Work instructions:
Output all of the entries beneath, exactly as written.

*** Opening of Given entries ***

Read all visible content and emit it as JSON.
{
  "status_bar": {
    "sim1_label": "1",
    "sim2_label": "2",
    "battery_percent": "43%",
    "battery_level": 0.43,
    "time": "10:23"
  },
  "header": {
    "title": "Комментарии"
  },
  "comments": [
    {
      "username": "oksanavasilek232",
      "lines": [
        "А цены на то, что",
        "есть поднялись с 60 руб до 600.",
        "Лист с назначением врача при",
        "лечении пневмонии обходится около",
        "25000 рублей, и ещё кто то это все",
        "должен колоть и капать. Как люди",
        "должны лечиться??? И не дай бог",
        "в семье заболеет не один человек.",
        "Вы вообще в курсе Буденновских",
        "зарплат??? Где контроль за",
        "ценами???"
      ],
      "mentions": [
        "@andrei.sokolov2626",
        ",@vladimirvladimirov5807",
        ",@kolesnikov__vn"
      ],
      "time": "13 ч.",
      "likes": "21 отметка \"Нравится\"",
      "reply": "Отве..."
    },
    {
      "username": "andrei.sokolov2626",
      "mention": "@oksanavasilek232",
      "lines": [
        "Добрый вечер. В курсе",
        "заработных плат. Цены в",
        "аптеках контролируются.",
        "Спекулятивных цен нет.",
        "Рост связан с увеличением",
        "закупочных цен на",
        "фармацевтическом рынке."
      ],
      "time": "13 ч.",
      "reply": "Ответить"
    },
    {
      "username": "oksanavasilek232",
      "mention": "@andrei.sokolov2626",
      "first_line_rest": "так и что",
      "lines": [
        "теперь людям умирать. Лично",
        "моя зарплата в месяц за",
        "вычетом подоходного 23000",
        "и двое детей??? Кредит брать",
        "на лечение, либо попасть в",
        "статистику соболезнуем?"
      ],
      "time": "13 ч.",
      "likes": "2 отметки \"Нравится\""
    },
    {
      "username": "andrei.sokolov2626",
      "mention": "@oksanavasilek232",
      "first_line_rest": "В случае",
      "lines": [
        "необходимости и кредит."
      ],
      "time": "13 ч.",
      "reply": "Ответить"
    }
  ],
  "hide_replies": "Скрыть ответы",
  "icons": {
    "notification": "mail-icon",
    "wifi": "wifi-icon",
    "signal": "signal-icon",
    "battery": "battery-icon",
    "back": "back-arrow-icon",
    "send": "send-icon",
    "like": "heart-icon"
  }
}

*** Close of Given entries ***

Solved exercise:
Read all visible content and emit it as JSON.
{
  "status_bar": {
    "sim1_label": "1",
    "sim2_label": "2",
    "battery_percent": "43%",
    "battery_level": 0.43,
    "time": "10:23"
  },
  "header": {
    "title": "Комментарии"
  },
  "comments": [
    {
      "username": "oksanavasilek232",
      "lines": [
        "А цены на то, что",
        "есть поднялись с 60 руб до 600.",
        "Лист с назначением врача при",
        "лечении пневмонии обходится около",
        "25000 рублей, и ещё кто то это все",
        "должен колоть и капать. Как люди",
        "должны лечиться??? И не дай бог",
        "в семье заболеет не один человек.",
        "Вы вообще в курсе Буденновских",
        "зарплат??? Где контроль за",
        "ценами???"
      ],
      "mentions": [
        "@andrei.sokolov2626",
        ",@vladimirvladimirov5807",
        ",@kolesnikov__vn"
      ],
      "time": "13 ч.",
      "likes": "21 отметка \"Нравится\"",
      "reply": "Отве..."
    },
    {
      "username": "andrei.sokolov2626",
      "mention": "@oksanavasilek232",
      "lines": [
        "Добрый вечер. В курсе",
        "заработных плат. Цены в",
        "аптеках контролируются.",
        "Спекулятивных цен нет.",
        "Рост связан с увеличением",
        "закупочных цен на",
        "фармацевтическом рынке."
      ],
      "time": "13 ч.",
      "reply": "Ответить"
    },
    {
      "username": "oksanavasilek232",
      "mention": "@andrei.sokolov2626",
      "first_line_rest": "так и что",
      "lines": [
        "теперь людям умирать. Лично",
        "моя зарплата в месяц за",
        "вычетом подоходного 23000",
        "и двое детей??? Кредит брать",
        "на лечение, либо попасть в",
        "статистику соболезнуем?"
      ],
      "time": "13 ч.",
      "likes": "2 отметки \"Нравится\""
    },
    {
      "username": "andrei.sokolov2626",
      "mention": "@oksanavasilek232",
      "first_line_rest": "В случае",
      "lines": [
        "необходимости и кредит."
      ],
      "time": "13 ч.",
      "reply": "Ответить"
    }
  ],
  "hide_replies": "Скрыть ответы",
  "icons": {
    "notification": "mail-icon",
    "wifi": "wifi-icon",
    "signal": "signal-icon",
    "battery": "battery-icon",
    "back": "back-arrow-icon",
    "send": "send-icon",
    "like": "heart-icon"
  }
}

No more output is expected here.